• Corpus ID: 204976159


  author={Timothy Watson},
Digestibility, which describes the relative amount of nutrients that are available to the body following digestion, is often cited as a measure of a pet food’s quality. The digestibility of dry matter in dog foods should be more than 80 per cent and values for energy, protein, fat and carbohydrate between 80 and 90 per cent. Digestibility is largely determined by the source and quality of ingredients, as well as processing and amount fed. Meat, eggs and dairy products are highly digestible… 



Studies on the digestibility of soya bean products, cereals, cereal and plant by‐products in diets of dogs

The apparent digestibility of 21 plant materials was evaluated in dog diets using adult beagles. In most cases the digestibility by difference method was used. Apparent crude protein (N × 6.25)

Raw and rendered animal by-products as ingredients in dog diets.

Diets fed contained various animal by-products including a rendered beef meat and bone meal; fresh beef (FB); poultry by-product meal (PBPM); fresh poultry (FP); and an animal-based control protein source, dehydrated whole egg (THE AUTHORS).
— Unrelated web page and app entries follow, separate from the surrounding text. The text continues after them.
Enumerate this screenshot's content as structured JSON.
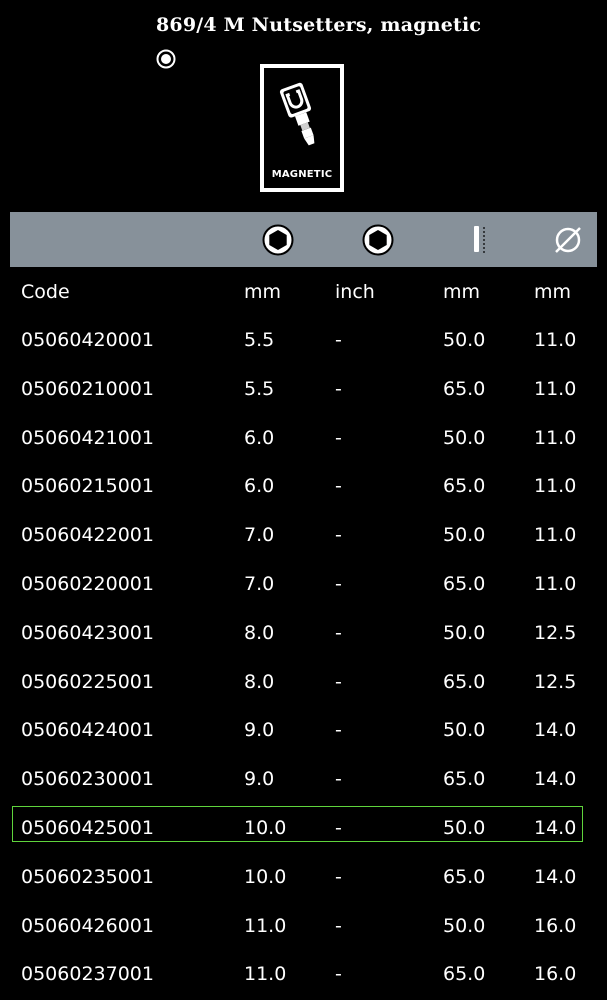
{
  "product": {
    "title": "869/4 M Nutsetters, magnetic",
    "badge_label": "MAGNETIC",
    "badge_icon": "magnetic-nutsetter-icon",
    "radio_icon": "radio-selected-icon"
  },
  "icon_bar": {
    "icons": [
      "hex-socket-mm-icon",
      "hex-socket-inch-icon",
      "length-icon",
      "diameter-icon"
    ],
    "background": "#87919a"
  },
  "table": {
    "headers": [
      "Code",
      "mm",
      "inch",
      "mm",
      "mm"
    ],
    "rows": [
      [
        "05060420001",
        "5.5",
        "-",
        "50.0",
        "11.0"
      ],
      [
        "05060210001",
        "5.5",
        "-",
        "65.0",
        "11.0"
      ],
      [
        "05060421001",
        "6.0",
        "-",
        "50.0",
        "11.0"
      ],
      [
        "05060215001",
        "6.0",
        "-",
        "65.0",
        "11.0"
      ],
      [
        "05060422001",
        "7.0",
        "-",
        "50.0",
        "11.0"
      ],
      [
        "05060220001",
        "7.0",
        "-",
        "65.0",
        "11.0"
      ],
      [
        "05060423001",
        "8.0",
        "-",
        "50.0",
        "12.5"
      ],
      [
        "05060225001",
        "8.0",
        "-",
        "65.0",
        "12.5"
      ],
      [
        "05060424001",
        "9.0",
        "-",
        "50.0",
        "14.0"
      ],
      [
        "05060230001",
        "9.0",
        "-",
        "65.0",
        "14.0"
      ],
      [
        "05060425001",
        "10.0",
        "-",
        "50.0",
        "14.0"
      ],
      [
        "05060235001",
        "10.0",
        "-",
        "65.0",
        "14.0"
      ],
      [
        "05060426001",
        "11.0",
        "-",
        "50.0",
        "16.0"
      ],
      [
        "05060237001",
        "11.0",
        "-",
        "65.0",
        "16.0"
      ]
    ],
    "selected_code": "05060425001",
    "selection_color": "#5fd43c"
  }
}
Effects of fiber on digestibility and transit time in dogs.

Effects of variations in fiber content on nutrient assimilation, fecal output, and gastrointestinal transit time in the dog are examined and regressions of their digestibilities on added fiber were significant.

Influence of dietary protein content and source on fecal quality, electrolyte concentrations, and osmolarity, and digestibility in dogs differing in body size.

Wheat gluten was proved to be a suitable protein source for modulating fecal quality in dogs, particularly in sensitive breeds, and less and overall digestibility was greater for wheat gluten than for poultry meal diets.

Digestibility and compatibility of mixed diets and faecal consistency in different breeds of dog.

Test panels for evaluating commercial diets should include breeds of larger body size and higher sensitivity to dietary disorders, indicating that body weight is not the only factor to be considered when performing tests with dog food.

Dietary fiber for dogs: I. Effects of graded levels of dietary beet pulp on nutrient intake, digestibility, metabolizable energy and digesta mean retention time.

Beet pulp levels up to 7.5% of diet DM appear acceptable as a dietary fiber source in a meat-based canine diet.

Effects of six carbohydrate sources on dog diet digestibility and post-prandial glucose and insulin response.

Variations in diet digestibility and post-prandial response can be explained by differences in chemical composition of each starch source including fibre content and starch granule structure.

Chemical composition, in vitro fermentation characteristics, and in vivo digestibility responses by dogs to select corn fibers.

Nutrient digestibility, food intake, and fecal characteristics were not affected by corn fiber inclusion in canine diets, suggesting that they should be considered as potential dietary fiber sources in dog foods.

Influence of age and body size on the digestibility of a dry expanded diet in dogs.

An effect of age and body size on nutrients digestibility and that the lower faecal quality observed in healthy large breed dogs does not appear related to lower nutrient utilization are shown.

Soybean hulls as a dietary fiber source for dogs.

Results indicate that soybean hulls can be an effective dietary fiber source in dog diets and cause a negative linear effect on calculated ME, in addition to lowering ME when compared with the 0% fiber control diet.